- Be creative and have fun! What a great way to capture your stories and preserve them for a lifetime!
Thank you for your interest and participation. We can’t wait to see and hear your stories!
From the Mount Vernon Hawk-eye, October 10, 1918
MUST REPORT CASES
The city authorities received information yesterday from state officers that all cases of Spanish or epidemia influenza must be reported. Physicians and private individuals report to the mayor, and the mayor in turn reports to the state board of health. Physicians are not to report direct, that there may be no duplications. The order is one emanating primarily from national authorities at Washington, D.C., and is in line with the universal effort to in every way possible control and minimize the spread of the epidemic.
Sheltering in This Place
Historic Mount Vernon
This extraordinary time, and wherever we spend our shelter in place, will remain as a profound memory for most of us. In response to loss or threat, our homes and the familiar places of our lives can give us comfort, solace, and a sense of security.
Paul Edmondson, president and CEO of the National Trust for Historic Preservation, wrote about the way we can turn to historic places—whether our homes, our neighborhoods, Main Streets, or historic sites—to provide the perspective that we have met challenges before and have come through.
“Historic preservation is about the way we ascribe meaning to historic places and is therefore ever changing. Heritage is not the buildings or landscapes; it is the meanings we give the buildings and landscapes. These historic places of quarantine suddenly feel more significant because of what we can learn from them to help us today in our present crisis.”

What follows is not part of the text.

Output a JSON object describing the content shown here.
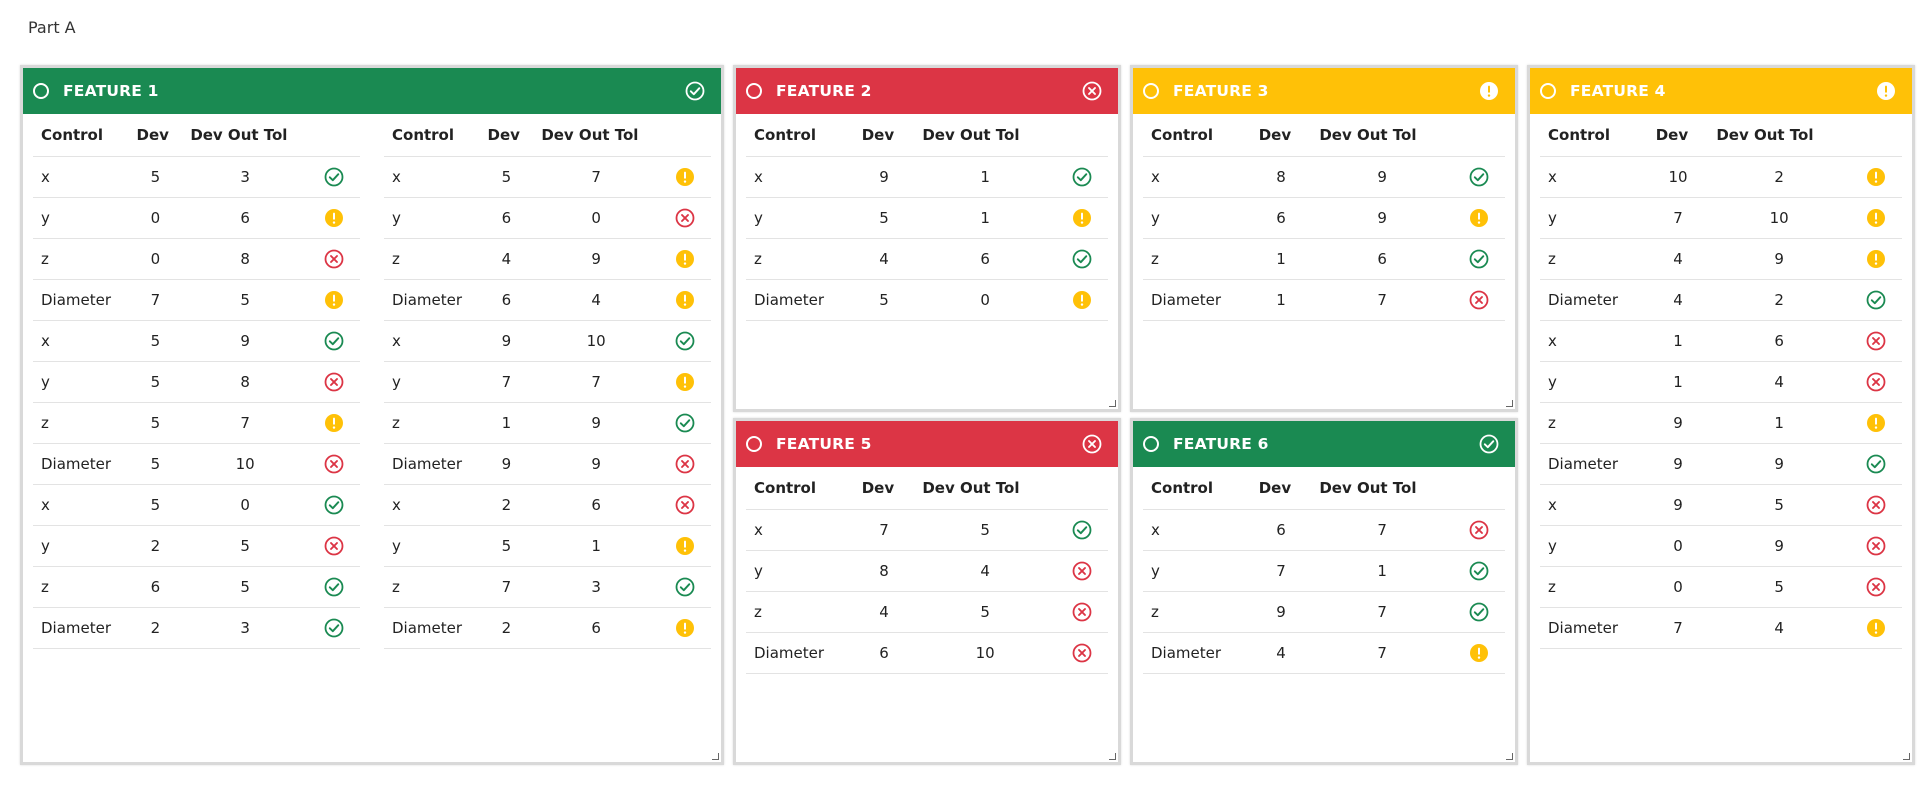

During this time of quarantine, more people are spending time outdoors, walking, jogging and biking through the community. The beautiful spring weather provides an opportunity to watch the progress of gardens, note the slow unfurling of green and remind us how beautiful our little town is.
A special places mapping workshop, called Historically Speaking**, was held in Mount Vernon in 2011. Workshop participants described their own favorite historical sites. Among them were: Old Lincoln Highway, Shoe Tree, Old Interurban Route, Brick Street and Railroad Overpass, Davis Park, 3 Historic Districts (Ash Park, Cornell College & Commercial), Pres Hill, Old Middle School, Cemetery, Old Limestone Quarry (Nature Park) and Hillcrest Country Club (one of oldest public courses in Iowa).

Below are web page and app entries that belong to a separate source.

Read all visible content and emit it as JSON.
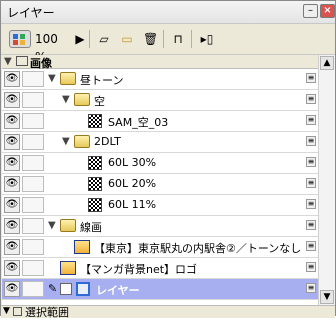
{
  "window": {
    "title": "レイヤー"
  },
  "toolbar": {
    "opacity": "100 %",
    "icons": [
      "layer-stack-icon",
      "play-arrow-icon",
      "new-layer-icon",
      "new-folder-icon",
      "trash-icon",
      "lock-icon",
      "export-icon"
    ]
  },
  "header": {
    "label": "画像"
  },
  "layers": [
    {
      "indent": 1,
      "type": "folder",
      "label": "昼トーン"
    },
    {
      "indent": 2,
      "type": "folder",
      "label": "空"
    },
    {
      "indent": 3,
      "type": "tone",
      "label": "SAM_空_03"
    },
    {
      "indent": 2,
      "type": "folder",
      "label": "2DLT"
    },
    {
      "indent": 3,
      "type": "tone",
      "label": "60L 30%"
    },
    {
      "indent": 3,
      "type": "tone",
      "label": "60L 20%"
    },
    {
      "indent": 3,
      "type": "tone",
      "label": "60L 11%"
    },
    {
      "indent": 1,
      "type": "folder",
      "label": "線画"
    },
    {
      "indent": 2,
      "type": "file",
      "label": "【東京】東京駅丸の内駅舎②／トーンなし"
    },
    {
      "indent": 1,
      "type": "file",
      "label": "【マンガ背景net】ロゴ"
    },
    {
      "indent": 1,
      "type": "layer",
      "label": "レイヤー",
      "selected": true
    }
  ],
  "footer": {
    "label": "選択範囲"
  }
}
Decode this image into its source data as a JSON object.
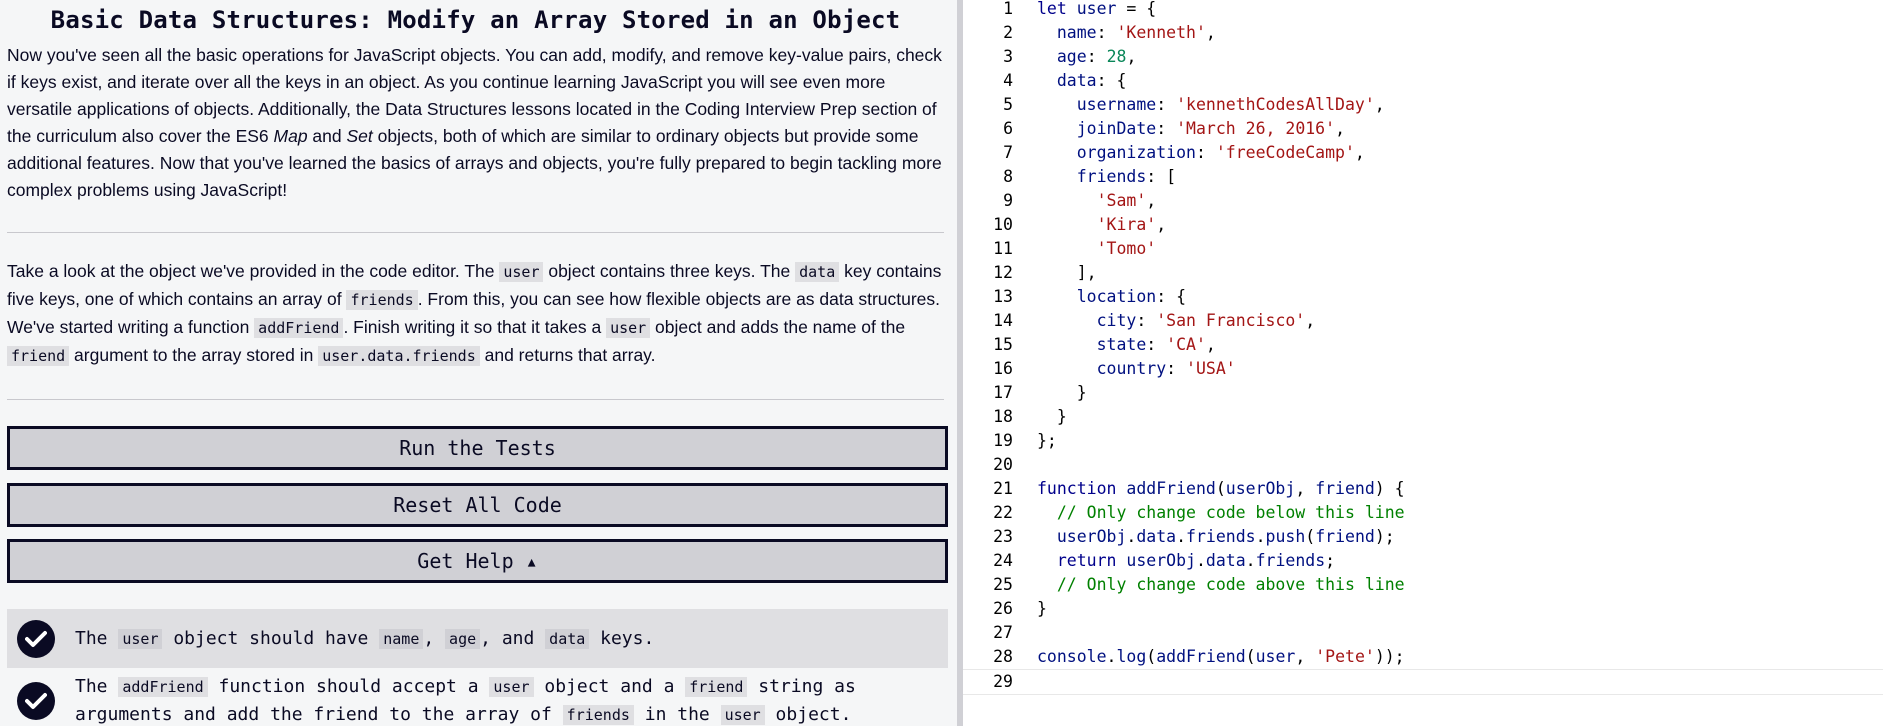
{
  "lesson": {
    "title": "Basic Data Structures: Modify an Array Stored in an Object",
    "desc_parts": [
      "Now you've seen all the basic operations for JavaScript objects. You can add, modify, and remove key-value pairs, check if keys exist, and iterate over all the keys in an object. As you continue learning JavaScript you will see even more versatile applications of objects. Additionally, the Data Structures lessons located in the Coding Interview Prep section of the curriculum also cover the ES6 ",
      "Map",
      " and ",
      "Set",
      " objects, both of which are similar to ordinary objects but provide some additional features. Now that you've learned the basics of arrays and objects, you're fully prepared to begin tackling more complex problems using JavaScript!"
    ],
    "instr": [
      "Take a look at the object we've provided in the code editor. The ",
      "user",
      " object contains three keys. The ",
      "data",
      " key contains five keys, one of which contains an array of ",
      "friends",
      ". From this, you can see how flexible objects are as data structures. We've started writing a function ",
      "addFriend",
      ". Finish writing it so that it takes a ",
      "user",
      " object and adds the name of the ",
      "friend",
      " argument to the array stored in ",
      "user.data.friends",
      " and returns that array."
    ]
  },
  "buttons": {
    "run": "Run the Tests",
    "reset": "Reset All Code",
    "help": "Get Help ▴"
  },
  "tests": [
    {
      "passed": true,
      "parts": [
        "The ",
        "user",
        " object should have ",
        "name",
        ", ",
        "age",
        ", and ",
        "data",
        " keys."
      ]
    },
    {
      "passed": true,
      "parts": [
        "The ",
        "addFriend",
        " function should accept a ",
        "user",
        " object and a ",
        "friend",
        " string as arguments and add the friend to the array of ",
        "friends",
        " in the ",
        "user",
        " object."
      ]
    }
  ],
  "editor": {
    "lines": [
      {
        "n": "1",
        "t": "let user = {"
      },
      {
        "n": "2",
        "t": "  name: 'Kenneth',"
      },
      {
        "n": "3",
        "t": "  age: 28,"
      },
      {
        "n": "4",
        "t": "  data: {"
      },
      {
        "n": "5",
        "t": "    username: 'kennethCodesAllDay',"
      },
      {
        "n": "6",
        "t": "    joinDate: 'March 26, 2016',"
      },
      {
        "n": "7",
        "t": "    organization: 'freeCodeCamp',"
      },
      {
        "n": "8",
        "t": "    friends: ["
      },
      {
        "n": "9",
        "t": "      'Sam',"
      },
      {
        "n": "10",
        "t": "      'Kira',"
      },
      {
        "n": "11",
        "t": "      'Tomo'"
      },
      {
        "n": "12",
        "t": "    ],"
      },
      {
        "n": "13",
        "t": "    location: {"
      },
      {
        "n": "14",
        "t": "      city: 'San Francisco',"
      },
      {
        "n": "15",
        "t": "      state: 'CA',"
      },
      {
        "n": "16",
        "t": "      country: 'USA'"
      },
      {
        "n": "17",
        "t": "    }"
      },
      {
        "n": "18",
        "t": "  }"
      },
      {
        "n": "19",
        "t": "};"
      },
      {
        "n": "20",
        "t": ""
      },
      {
        "n": "21",
        "t": "function addFriend(userObj, friend) {"
      },
      {
        "n": "22",
        "t": "  // Only change code below this line"
      },
      {
        "n": "23",
        "t": "  userObj.data.friends.push(friend);"
      },
      {
        "n": "24",
        "t": "  return userObj.data.friends;"
      },
      {
        "n": "25",
        "t": "  // Only change code above this line"
      },
      {
        "n": "26",
        "t": "}"
      },
      {
        "n": "27",
        "t": ""
      },
      {
        "n": "28",
        "t": "console.log(addFriend(user, 'Pete'));"
      },
      {
        "n": "29",
        "t": ""
      }
    ]
  },
  "colors": {
    "keyword": "#00008b",
    "string": "#a31515",
    "number": "#098658",
    "property": "#001080",
    "comment": "#008000"
  }
}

The following comments were noted:
“I like the countryside atmosphere around Mount Vernon.”
“We like to hang out at Ink Pond and stand around talking and catching frogs.”

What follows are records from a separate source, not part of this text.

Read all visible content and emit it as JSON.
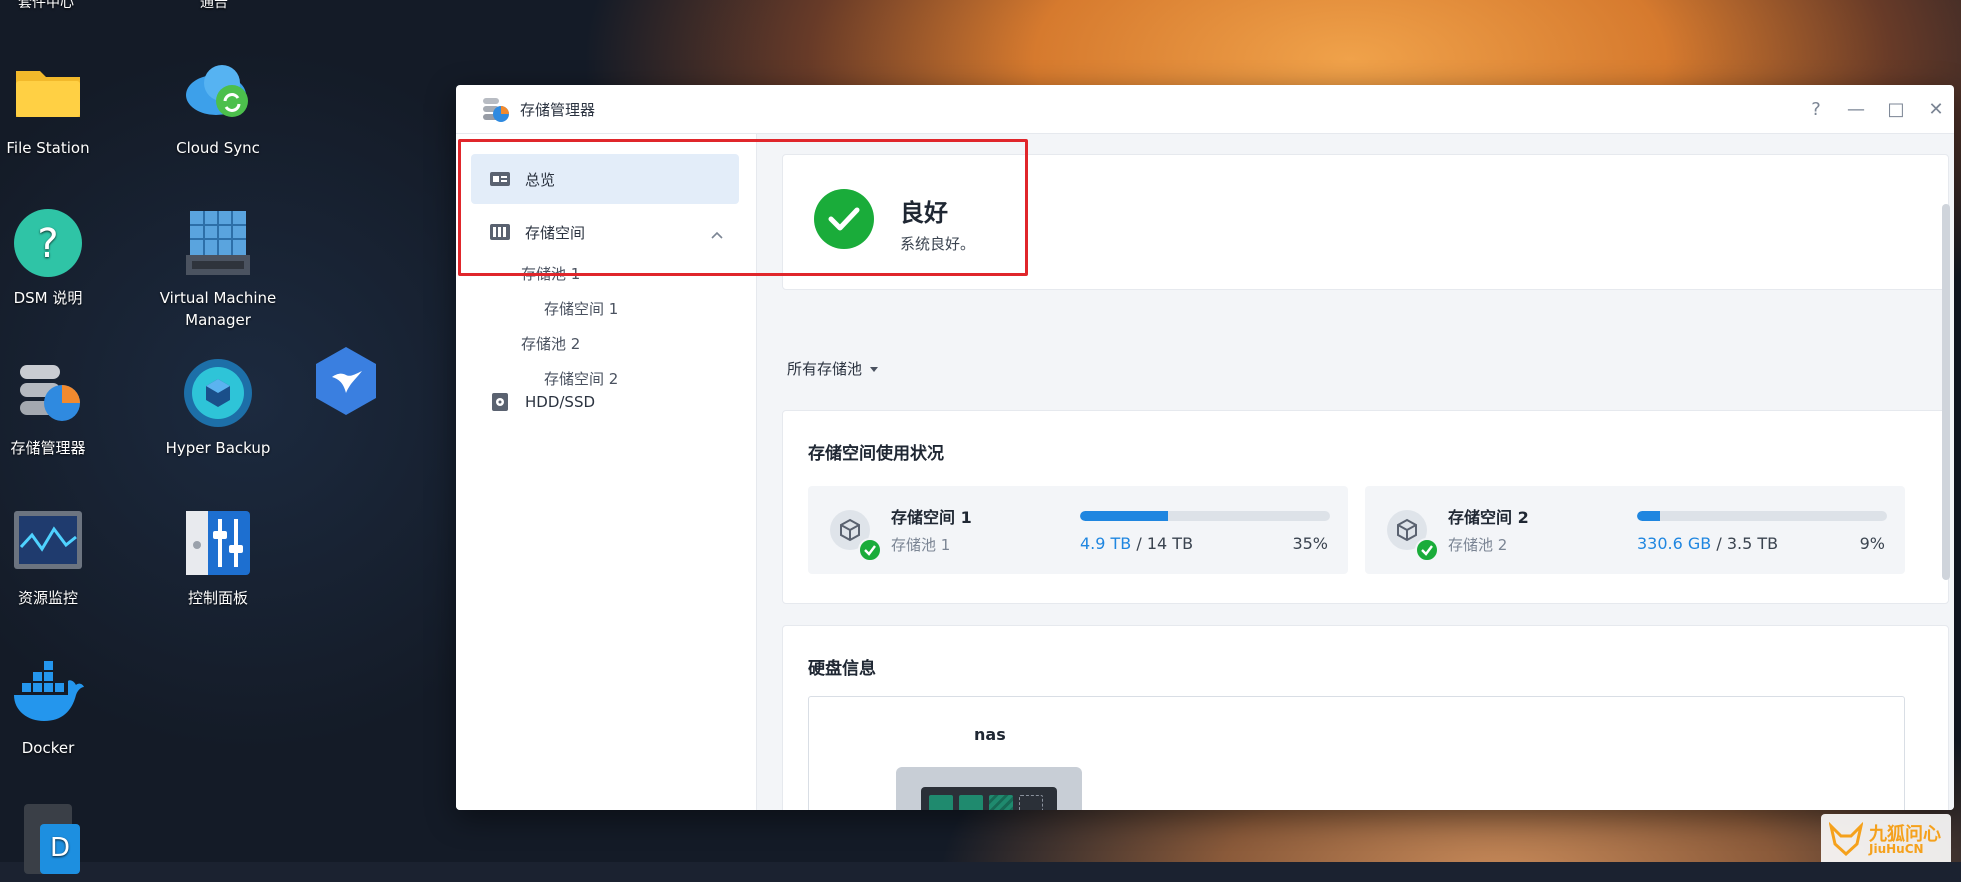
{
  "desktop": {
    "top_cut_labels": [
      "套件中心",
      "通告"
    ],
    "icons": [
      {
        "label": "File Station",
        "icon": "folder-icon"
      },
      {
        "label": "Cloud Sync",
        "icon": "cloud-sync-icon"
      },
      {
        "label": "DSM 说明",
        "icon": "help-icon"
      },
      {
        "label": "Virtual Machine Manager",
        "icon": "server-rack-icon"
      },
      {
        "label": "存储管理器",
        "icon": "storage-manager-icon"
      },
      {
        "label": "Hyper Backup",
        "icon": "hyper-backup-icon"
      },
      {
        "label": "",
        "icon": "bird-app-icon"
      },
      {
        "label": "资源监控",
        "icon": "resource-monitor-icon"
      },
      {
        "label": "控制面板",
        "icon": "control-panel-icon"
      },
      {
        "label": "Docker",
        "icon": "docker-icon"
      }
    ]
  },
  "window": {
    "title": "存储管理器",
    "controls": {
      "help": "?",
      "minimize": "—",
      "maximize": "□",
      "close": "✕"
    }
  },
  "sidebar": {
    "overview": "总览",
    "storage": "存储空间",
    "pool1": "存储池 1",
    "vol1": "存储空间 1",
    "pool2": "存储池 2",
    "vol2": "存储空间 2",
    "hdd": "HDD/SSD"
  },
  "status": {
    "title": "良好",
    "subtitle": "系统良好。"
  },
  "filter": {
    "label": "所有存储池"
  },
  "usage": {
    "title": "存储空间使用状况",
    "volumes": [
      {
        "name": "存储空间 1",
        "pool": "存储池 1",
        "used": "4.9 TB",
        "sep": " / ",
        "total": "14 TB",
        "percent": "35%",
        "fraction": 0.35
      },
      {
        "name": "存储空间 2",
        "pool": "存储池 2",
        "used": "330.6 GB",
        "sep": " / ",
        "total": "3.5 TB",
        "percent": "9%",
        "fraction": 0.09
      }
    ]
  },
  "hdd": {
    "title": "硬盘信息",
    "device": "nas",
    "bays": [
      "1",
      "2",
      "3",
      "4"
    ]
  },
  "watermark": {
    "line1": "九狐问心",
    "line2": "JiuHuCN"
  },
  "colors": {
    "accent": "#1f86e0",
    "ok": "#1aac3a",
    "highlight": "#e0262b"
  }
}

“The old train bridge is so unique. It is always a destination during our family bike rides.”
“The houses up the hill from Cornell College –Oh how I love them!”
“Every 20 minutes a train goes through and the noise used to annoy us. Now it is a comforting sound—like a community rhythm.”
“[There is a] beautiful, historic, and social culture with front porches on older homes.”
“Davis Park is constantly used and has three 120 year old cottonwoods.”
“I especially love the path behind the old middle school when phlox are in bloom. It is just so beautiful!”
Enjoy our historic town during this historic time. Take advantage of the opportunity to explore and learn more. Find comfort in knowing that you are part of this place and its historic heritage reminds us that we have been through quarantines and epidemics before. Now more than ever, we look to our history and our home for courage, comfort, and inspiration.
*** More information about the workshop and the entire Mount Vernon Community Visioning report that it was part of –including preferred walking, biking and running routes—may be found by going to www.cityofmtvernon-ia.gov and typing ‘historically speaking’ in to the search bar. ***
Preserve Iowa Summit
Join Us Online
This year, Iowa’s statewide annual conference for historic-preservation is will be entirely online.
State and national experts will offer a range of online sessions. You may find a schedule for the three day event at: https://iowaculture.gov/history/preservation/education-and-outreach/preserve-iowa-summit